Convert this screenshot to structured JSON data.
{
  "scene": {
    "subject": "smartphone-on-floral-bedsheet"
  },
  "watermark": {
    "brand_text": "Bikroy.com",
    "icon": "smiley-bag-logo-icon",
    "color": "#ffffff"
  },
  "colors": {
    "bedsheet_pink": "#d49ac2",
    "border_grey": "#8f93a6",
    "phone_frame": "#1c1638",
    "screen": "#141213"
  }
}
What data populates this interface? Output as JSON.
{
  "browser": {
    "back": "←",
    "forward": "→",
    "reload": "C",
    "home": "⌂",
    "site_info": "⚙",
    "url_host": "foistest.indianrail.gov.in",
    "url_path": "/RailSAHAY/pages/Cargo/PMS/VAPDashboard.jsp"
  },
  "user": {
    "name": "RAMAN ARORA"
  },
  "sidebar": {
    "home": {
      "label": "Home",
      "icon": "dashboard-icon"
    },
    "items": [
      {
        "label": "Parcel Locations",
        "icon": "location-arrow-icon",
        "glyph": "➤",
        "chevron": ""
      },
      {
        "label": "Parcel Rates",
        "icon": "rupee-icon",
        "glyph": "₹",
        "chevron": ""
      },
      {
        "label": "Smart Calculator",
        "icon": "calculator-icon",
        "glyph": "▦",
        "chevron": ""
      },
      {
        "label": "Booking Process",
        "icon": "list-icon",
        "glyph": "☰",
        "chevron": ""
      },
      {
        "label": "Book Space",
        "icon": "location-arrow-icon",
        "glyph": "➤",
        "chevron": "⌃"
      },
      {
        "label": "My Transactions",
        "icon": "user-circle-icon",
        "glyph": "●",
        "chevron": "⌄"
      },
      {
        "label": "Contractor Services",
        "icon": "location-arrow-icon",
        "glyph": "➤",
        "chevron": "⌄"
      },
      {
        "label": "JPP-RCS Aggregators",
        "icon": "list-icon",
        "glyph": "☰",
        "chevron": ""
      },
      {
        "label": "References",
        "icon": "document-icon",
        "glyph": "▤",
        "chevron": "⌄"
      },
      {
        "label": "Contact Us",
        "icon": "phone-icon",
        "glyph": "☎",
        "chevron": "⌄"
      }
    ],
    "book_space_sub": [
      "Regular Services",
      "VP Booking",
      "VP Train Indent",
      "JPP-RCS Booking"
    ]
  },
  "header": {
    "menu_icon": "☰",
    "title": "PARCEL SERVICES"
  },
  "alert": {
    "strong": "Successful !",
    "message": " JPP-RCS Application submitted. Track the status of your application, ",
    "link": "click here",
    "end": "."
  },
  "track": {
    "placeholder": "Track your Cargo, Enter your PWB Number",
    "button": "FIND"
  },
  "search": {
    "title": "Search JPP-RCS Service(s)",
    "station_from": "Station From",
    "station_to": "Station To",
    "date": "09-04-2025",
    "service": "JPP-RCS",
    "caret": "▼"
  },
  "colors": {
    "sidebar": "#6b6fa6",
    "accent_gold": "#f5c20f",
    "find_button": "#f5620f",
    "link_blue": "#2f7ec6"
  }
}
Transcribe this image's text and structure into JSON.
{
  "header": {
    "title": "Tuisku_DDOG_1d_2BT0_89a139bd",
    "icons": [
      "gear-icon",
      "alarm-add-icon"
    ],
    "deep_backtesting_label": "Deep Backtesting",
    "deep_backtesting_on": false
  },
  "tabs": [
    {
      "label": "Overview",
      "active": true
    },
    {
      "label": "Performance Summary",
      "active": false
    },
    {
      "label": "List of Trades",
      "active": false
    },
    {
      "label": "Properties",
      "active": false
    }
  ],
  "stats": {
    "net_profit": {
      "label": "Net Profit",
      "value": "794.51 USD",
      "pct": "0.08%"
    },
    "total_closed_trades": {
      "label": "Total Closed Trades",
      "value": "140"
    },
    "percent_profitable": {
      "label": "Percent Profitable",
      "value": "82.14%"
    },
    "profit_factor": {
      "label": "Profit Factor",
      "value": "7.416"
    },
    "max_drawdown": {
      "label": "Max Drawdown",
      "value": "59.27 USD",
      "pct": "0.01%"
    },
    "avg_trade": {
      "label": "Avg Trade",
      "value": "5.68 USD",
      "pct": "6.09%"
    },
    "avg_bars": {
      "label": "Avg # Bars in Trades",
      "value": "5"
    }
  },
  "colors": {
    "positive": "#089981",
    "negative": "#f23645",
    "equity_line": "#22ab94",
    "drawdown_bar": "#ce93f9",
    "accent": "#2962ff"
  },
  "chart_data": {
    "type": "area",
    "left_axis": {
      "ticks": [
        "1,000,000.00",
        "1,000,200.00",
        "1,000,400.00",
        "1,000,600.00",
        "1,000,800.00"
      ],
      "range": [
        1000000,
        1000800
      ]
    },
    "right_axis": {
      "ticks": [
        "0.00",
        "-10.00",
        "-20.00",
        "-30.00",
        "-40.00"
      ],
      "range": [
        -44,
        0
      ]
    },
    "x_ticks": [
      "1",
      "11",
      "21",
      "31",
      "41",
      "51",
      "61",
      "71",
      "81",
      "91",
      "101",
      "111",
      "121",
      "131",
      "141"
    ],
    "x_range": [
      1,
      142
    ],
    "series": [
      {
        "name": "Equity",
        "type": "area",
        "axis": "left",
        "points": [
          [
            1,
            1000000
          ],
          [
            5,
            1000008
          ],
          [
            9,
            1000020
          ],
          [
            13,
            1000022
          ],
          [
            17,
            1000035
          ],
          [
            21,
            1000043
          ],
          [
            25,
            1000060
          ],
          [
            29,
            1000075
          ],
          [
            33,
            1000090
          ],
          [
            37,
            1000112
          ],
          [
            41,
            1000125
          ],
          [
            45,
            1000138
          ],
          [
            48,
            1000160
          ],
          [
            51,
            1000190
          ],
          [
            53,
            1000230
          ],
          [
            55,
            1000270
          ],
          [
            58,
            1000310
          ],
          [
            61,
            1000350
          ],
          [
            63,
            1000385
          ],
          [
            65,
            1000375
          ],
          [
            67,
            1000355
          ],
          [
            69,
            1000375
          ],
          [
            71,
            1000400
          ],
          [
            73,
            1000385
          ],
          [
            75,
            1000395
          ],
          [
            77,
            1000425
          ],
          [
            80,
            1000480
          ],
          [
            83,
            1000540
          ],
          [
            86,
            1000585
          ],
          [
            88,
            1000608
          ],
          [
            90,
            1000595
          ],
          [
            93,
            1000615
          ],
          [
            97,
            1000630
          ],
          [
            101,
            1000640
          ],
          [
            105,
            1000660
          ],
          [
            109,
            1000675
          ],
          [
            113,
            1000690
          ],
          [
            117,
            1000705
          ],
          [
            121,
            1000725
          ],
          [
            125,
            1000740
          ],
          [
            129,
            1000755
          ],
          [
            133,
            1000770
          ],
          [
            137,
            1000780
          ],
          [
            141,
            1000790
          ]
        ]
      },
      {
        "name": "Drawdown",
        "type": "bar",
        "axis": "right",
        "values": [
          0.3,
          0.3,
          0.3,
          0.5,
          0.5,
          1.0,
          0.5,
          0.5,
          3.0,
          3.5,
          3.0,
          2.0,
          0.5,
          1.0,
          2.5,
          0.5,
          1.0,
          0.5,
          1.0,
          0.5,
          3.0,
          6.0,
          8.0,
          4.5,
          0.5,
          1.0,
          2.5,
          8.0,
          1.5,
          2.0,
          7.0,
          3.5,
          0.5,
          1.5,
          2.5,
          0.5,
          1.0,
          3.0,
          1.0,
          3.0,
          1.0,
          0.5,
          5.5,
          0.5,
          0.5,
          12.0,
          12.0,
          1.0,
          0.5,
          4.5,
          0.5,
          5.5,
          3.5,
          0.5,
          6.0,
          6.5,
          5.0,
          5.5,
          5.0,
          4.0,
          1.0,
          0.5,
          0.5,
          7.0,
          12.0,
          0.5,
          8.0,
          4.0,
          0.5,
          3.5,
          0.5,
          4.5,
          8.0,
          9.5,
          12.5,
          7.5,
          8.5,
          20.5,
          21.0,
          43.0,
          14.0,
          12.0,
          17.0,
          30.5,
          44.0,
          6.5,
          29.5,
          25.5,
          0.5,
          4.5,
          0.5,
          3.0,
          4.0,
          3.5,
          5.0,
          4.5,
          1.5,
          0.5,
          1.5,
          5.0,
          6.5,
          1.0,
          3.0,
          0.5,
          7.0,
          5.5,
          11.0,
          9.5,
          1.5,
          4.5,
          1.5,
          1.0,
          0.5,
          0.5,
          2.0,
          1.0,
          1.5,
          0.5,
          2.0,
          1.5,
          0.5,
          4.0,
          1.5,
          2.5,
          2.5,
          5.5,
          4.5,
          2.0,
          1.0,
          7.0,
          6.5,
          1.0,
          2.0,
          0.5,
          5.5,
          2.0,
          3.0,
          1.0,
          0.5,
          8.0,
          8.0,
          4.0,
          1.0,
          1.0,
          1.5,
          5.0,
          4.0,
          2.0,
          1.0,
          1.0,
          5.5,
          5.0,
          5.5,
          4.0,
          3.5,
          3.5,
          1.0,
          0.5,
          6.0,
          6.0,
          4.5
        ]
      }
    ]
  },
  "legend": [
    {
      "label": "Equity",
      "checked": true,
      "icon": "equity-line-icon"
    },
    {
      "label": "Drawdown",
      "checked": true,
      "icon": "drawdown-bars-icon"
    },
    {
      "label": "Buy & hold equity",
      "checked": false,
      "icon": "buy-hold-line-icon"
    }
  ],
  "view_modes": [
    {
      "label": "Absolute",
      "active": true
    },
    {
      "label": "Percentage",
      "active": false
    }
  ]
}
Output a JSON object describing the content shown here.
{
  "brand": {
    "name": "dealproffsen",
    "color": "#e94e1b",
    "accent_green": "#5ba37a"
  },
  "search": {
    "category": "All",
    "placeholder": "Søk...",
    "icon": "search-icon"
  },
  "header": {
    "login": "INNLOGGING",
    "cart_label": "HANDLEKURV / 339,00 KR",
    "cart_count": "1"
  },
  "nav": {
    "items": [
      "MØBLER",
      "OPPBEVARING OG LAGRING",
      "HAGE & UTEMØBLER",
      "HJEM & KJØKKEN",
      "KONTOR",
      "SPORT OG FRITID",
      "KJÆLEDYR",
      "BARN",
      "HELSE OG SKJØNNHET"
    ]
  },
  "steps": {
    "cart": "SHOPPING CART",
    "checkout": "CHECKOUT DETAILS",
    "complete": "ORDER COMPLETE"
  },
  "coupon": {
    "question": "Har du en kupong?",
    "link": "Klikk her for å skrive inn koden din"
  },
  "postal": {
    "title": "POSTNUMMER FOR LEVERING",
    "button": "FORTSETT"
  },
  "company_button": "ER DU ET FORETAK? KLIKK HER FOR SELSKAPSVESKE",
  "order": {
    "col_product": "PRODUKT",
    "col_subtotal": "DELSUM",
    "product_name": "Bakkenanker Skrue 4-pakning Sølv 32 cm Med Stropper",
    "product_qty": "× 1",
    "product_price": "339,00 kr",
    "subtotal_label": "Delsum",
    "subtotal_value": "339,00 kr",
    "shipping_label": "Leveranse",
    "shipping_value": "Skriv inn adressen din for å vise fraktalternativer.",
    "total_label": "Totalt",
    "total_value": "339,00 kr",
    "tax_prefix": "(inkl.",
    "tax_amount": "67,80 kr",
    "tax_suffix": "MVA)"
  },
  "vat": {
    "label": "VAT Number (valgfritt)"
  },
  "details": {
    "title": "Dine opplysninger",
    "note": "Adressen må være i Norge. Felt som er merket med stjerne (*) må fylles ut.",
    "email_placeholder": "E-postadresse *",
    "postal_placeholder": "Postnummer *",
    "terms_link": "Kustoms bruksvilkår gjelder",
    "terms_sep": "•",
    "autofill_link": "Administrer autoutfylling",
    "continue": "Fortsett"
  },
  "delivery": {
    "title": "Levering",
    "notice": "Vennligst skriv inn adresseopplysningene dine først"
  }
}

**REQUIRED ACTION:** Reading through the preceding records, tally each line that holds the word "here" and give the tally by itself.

**PROBLEM SOLUTION:** 2